//Cyber Battlefield/Networking – Layers & Translation

In this lesson, we discuss two important aspects of networking. The first concerns the concept of layering, in which the various networking protocols are separated into distinct layers, each with a specific purpose. The second is translation, in which we introduce a scheme for rewriting IP Addresses when the total number available is insufficient.

Introduction: Protocols, Services, and Utilities

There is a protocol that constrains radio communication between aircraft and control towers, Airplane. Look at the following transcripts and see if you can identify the rules governing things like identifying yourself and the entity you want to communicate with, acknowledging receipt of message, and turn-taking.

BR51: "Tower, BR51 request takeoff VFR to the West."
Tower: "BR51, Tower, you are cleared for takeoff to the West."
BR51: "Tower, BR51, copy, cleared for takeoff."

This second transcript shows a different pattern in terms of turn-taking.

BR51: "Dulles Tower, this is Bay Raider 51, 35 miles to the West, final stop Dulles."
Tower: "Standby"
Tower: "BR51, this is Dulles, cleared to Dulles"
BR51 : "Tower, BR51, copy, cleared to Dulles."
In subsequent lessons, we will explore some of these protocols, services, and utilities. For now, though, let's take a look at different types of protocols, and how they interact.

Tactical Voice Communications

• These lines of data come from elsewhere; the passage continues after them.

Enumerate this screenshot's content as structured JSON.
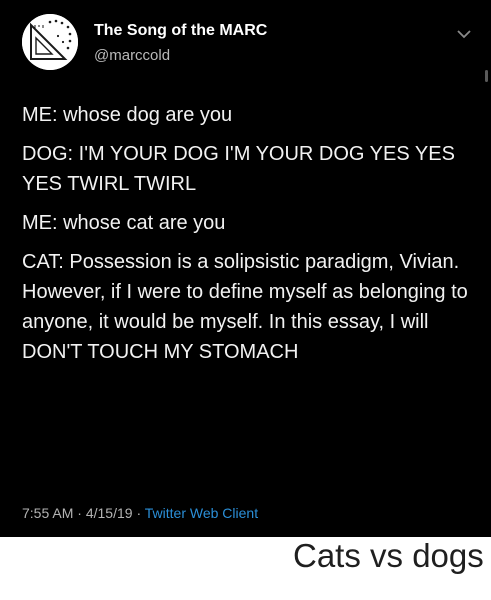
{
  "tweet": {
    "display_name": "The Song of the MARC",
    "handle": "@marccold",
    "paragraphs": [
      "ME: whose dog are you",
      "DOG: I'M YOUR DOG I'M YOUR DOG YES YES YES TWIRL TWIRL",
      "ME: whose cat are you",
      "CAT: Possession is a solipsistic paradigm, Vivian. However, if I were to define myself as belonging to anyone, it would be myself. In this essay, I will DON'T TOUCH MY STOMACH"
    ],
    "time": "7:55 AM",
    "date": "4/15/19",
    "separator": "·",
    "client": "Twitter Web Client",
    "icons": {
      "avatar": "triangle-ruler-logo",
      "menu": "chevron-down-icon"
    }
  },
  "caption": "Cats vs dogs",
  "colors": {
    "tweet_background": "#000000",
    "text": "#f2f2f2",
    "muted": "#b3b3b3",
    "link": "#2b8fd8",
    "page_background": "#ffffff"
  }
}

The document ACP 125 gives a protocol for communications between Allied Forces on tactical voice nets, to "provide a standardized way of passing speech and data traffic." The protocol specifies such things as a phonetic alphabet ("ALFA, BRAVO, ..., ZULU"), prowords (e.g., "say again", "roger" ), how to unambiguously record a message (e.g., zero written as: Ø, letter Z written as: Ƶ), and brevity codes (e.g., the brief phrase "Birds away" means "Friendly surface-to-air missiles have been fired at the designated target").

When you pick up that VHF bridge-to-bridge radio on one of the YP's, the ACP 125 protocol tells you how you should talk!

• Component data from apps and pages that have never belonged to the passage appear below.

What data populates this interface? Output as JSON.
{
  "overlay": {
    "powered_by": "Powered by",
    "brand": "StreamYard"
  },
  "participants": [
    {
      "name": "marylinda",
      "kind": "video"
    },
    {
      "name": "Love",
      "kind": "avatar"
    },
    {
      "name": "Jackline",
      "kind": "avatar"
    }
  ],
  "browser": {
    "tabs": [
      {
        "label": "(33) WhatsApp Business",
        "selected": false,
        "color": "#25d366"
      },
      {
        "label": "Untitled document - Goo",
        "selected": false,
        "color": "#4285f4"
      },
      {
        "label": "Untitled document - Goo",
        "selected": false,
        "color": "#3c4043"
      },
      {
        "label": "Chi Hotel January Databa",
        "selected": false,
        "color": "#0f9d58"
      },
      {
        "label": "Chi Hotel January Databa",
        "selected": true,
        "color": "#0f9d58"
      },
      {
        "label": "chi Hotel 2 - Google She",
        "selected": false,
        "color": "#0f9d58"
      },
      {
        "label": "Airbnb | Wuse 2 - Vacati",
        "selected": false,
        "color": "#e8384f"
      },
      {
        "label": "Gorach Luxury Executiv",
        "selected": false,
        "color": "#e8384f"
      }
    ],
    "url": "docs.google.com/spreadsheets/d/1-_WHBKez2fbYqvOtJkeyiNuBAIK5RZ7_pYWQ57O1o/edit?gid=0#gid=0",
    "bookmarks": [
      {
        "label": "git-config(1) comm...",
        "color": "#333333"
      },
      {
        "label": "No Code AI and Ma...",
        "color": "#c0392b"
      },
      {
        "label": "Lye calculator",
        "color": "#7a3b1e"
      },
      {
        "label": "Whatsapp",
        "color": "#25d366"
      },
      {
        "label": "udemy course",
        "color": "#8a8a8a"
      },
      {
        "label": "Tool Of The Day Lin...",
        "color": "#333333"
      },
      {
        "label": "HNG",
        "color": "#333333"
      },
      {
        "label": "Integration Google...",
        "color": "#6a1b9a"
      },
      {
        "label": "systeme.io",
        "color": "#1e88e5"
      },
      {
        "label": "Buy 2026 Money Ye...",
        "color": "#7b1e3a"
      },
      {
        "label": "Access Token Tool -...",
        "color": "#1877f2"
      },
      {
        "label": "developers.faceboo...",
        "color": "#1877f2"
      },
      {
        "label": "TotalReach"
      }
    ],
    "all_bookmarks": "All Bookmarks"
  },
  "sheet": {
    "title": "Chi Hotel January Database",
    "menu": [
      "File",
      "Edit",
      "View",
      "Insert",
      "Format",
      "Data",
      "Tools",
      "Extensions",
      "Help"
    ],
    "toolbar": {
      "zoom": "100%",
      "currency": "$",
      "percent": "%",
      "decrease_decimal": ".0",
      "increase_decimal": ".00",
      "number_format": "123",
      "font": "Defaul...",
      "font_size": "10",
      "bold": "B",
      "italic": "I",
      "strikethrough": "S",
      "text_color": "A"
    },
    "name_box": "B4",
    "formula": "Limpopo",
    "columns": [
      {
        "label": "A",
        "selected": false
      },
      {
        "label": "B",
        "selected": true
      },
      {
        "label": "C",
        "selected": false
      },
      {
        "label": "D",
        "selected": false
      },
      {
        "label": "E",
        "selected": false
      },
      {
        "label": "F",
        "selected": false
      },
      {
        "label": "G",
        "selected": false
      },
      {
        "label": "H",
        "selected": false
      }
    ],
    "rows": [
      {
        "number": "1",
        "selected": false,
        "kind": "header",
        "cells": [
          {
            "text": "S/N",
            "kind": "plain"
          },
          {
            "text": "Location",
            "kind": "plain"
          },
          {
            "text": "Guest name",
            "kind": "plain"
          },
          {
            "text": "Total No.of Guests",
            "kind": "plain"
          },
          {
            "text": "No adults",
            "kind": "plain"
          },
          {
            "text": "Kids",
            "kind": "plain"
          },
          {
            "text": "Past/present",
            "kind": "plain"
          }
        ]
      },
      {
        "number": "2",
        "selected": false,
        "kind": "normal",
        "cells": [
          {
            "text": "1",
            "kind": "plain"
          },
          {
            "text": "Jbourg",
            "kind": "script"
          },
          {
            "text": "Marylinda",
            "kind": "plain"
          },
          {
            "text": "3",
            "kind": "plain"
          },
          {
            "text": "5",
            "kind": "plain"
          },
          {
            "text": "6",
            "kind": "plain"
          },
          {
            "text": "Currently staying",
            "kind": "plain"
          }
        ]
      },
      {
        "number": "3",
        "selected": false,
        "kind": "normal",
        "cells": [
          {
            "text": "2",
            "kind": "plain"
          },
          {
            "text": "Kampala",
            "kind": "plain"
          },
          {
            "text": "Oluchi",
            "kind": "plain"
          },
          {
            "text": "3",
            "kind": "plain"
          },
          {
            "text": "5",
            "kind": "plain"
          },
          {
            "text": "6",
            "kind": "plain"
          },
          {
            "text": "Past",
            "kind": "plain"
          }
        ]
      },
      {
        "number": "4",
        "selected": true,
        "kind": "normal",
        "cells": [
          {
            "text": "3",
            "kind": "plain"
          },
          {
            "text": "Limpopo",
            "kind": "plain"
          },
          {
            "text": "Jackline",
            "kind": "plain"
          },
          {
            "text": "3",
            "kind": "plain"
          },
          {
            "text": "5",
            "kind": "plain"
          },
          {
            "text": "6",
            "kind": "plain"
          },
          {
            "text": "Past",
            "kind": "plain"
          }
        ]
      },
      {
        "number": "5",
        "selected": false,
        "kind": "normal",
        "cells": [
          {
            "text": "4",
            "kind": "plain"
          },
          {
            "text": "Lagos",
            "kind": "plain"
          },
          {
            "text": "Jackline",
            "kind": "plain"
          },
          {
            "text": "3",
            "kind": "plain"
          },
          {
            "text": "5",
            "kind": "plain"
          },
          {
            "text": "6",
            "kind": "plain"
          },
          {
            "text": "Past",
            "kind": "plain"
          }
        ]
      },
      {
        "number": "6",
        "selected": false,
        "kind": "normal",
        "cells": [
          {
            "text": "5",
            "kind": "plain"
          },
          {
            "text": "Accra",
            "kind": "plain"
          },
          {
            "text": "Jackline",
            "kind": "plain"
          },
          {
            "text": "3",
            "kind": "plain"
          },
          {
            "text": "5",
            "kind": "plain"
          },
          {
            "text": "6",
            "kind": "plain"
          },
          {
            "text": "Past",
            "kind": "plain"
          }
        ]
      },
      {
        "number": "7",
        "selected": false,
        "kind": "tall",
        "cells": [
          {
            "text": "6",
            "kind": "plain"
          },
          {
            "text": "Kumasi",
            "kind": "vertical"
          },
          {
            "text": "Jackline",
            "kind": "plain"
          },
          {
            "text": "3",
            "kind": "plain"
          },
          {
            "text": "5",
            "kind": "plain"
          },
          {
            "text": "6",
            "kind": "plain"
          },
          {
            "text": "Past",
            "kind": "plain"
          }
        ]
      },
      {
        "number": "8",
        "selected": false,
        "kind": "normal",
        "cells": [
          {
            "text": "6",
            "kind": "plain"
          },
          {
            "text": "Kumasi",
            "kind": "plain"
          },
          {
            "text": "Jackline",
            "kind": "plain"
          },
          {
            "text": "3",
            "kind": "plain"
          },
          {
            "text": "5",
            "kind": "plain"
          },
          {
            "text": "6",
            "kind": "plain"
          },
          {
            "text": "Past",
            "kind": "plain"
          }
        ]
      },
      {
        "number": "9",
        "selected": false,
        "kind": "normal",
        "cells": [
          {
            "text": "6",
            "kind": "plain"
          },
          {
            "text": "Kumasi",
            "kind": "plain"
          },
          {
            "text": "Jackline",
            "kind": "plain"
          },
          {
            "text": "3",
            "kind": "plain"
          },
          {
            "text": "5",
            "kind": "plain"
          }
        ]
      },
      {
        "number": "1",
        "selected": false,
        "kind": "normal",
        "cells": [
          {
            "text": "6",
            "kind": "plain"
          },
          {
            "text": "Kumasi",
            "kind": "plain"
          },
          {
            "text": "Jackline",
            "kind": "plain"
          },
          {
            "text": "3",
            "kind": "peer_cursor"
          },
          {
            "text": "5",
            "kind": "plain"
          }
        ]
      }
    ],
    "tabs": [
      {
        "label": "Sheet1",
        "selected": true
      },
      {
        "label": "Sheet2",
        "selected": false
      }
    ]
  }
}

Here's an example dialog between call signs S7 and CC:

CC: "Sierra Seven this is Charlie Charlie,
		 radio check, over."
S7: "This is Sierra Seven, roger, over."
CC: "Sierra Seven, Charlie Charlie, immediate execute,
		 turn starboard niner, I say again, turn starboard
		 niner, standby ... execute, over."

Layered Protocols: The TCP/IP Stack

The different protocols that make up the Internet are organized into what's viewed as stacked layers. Before we define this model, called the TCP/IP Stack, we will consider an analogy.

Network Address Translation

We've learned that each host on the Internet has an IP Address, and that network packets get routed based on the destination host's IP Address. In general, that's true. We've also learned that the IPv4 address space is essentially all allocated. There are plenty of IPv6 addresses, but we won't discuss the details of IPv6 in this course. However, there is another workaround for the limited IPv4 address space, called Network Address Translation, or NAT. We discuss the operation of NAT in this course because it's very widely used, and because it has some security relevance.